But I like a longer story (at least, a little longer) when I’m drinking, so here is the long version. Ingrid Groiss and I discussed it personally in the past, yet I find that David Schildknecht, former reviewer for Robert Parker’s Wine Advocate, offers the most succinct take:
“Tapping into insights as well as vines planted by her grandmother, Ingrid Groiss began single-handedly growing and bottling wine in 2010 after a brief but frustrating attempt to bridge the generational gap by collaborating with her parents, who had always sold off their grapes.
“‘It’s a bit sad,’ she relates. ‘Breitenwaida is a mini-village with 200 inhabitants but despite our diminutive size we have four Kellergassen’ – the Austro-Hungarian-wide lanes lined with narrow-fronted cuveries and cellars – ‘and now I’m the only one who makes wine.’”
Now my personal note:
All of the grapes for this wine come from a plot of Riesling planted in 1951 by her grandmother. The "Braitenpuechtorff” designation is a clever mash-up (if you read German, which I don't so I was left clueless too) of the names of the three towns where her grandmother's vineyards are located. At that time, Grandma Groiss’s dream might have been to have a winery of her own. But that didn’t take hold until 71 years later. Fighting her parents against the tradition of selling off all their fruit to the local co-op, Ingrid founded a winery from her grandmother’s vineyards. The results are outstanding.
This, the Riesling Braitenpiechtorff gives up delicious notes of mandarin orange, golden apples, pomelo and kaffir lime leaf on the nose. On the palate, it’s beautifully citric and precise, yet brimming with purity and clarity. Ingrid’s wines have always been amazing to me – so utterly darn drinkable and yet so complex. Charming and intriguing, inviting and developing, all rolled into one.
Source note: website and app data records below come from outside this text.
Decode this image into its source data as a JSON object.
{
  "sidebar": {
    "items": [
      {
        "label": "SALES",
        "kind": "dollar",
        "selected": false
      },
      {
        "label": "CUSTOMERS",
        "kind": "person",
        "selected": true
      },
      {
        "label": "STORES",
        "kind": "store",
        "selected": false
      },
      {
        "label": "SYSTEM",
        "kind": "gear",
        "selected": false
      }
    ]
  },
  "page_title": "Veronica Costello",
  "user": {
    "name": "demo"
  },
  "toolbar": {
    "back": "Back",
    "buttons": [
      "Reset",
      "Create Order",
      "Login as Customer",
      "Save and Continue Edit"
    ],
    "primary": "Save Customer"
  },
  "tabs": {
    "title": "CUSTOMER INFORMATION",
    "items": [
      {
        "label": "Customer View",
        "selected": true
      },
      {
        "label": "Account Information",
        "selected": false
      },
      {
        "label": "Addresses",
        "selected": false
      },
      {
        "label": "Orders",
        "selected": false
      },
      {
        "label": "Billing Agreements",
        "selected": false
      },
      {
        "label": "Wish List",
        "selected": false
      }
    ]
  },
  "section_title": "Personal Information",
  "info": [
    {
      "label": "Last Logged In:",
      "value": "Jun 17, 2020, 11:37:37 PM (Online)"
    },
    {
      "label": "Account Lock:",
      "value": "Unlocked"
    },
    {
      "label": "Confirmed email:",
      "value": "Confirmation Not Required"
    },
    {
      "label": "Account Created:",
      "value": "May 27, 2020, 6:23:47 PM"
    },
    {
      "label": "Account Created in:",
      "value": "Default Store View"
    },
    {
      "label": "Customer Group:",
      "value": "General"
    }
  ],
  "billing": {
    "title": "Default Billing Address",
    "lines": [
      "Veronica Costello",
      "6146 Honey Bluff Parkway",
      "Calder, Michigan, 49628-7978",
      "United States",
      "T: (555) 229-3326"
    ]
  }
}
I tasted with her at VinVineum (the major Austrian trade fair) earlier this year in Vienna and frankly, while no one else acknowledges it, I think she is one of Austria’s best winemakers to date.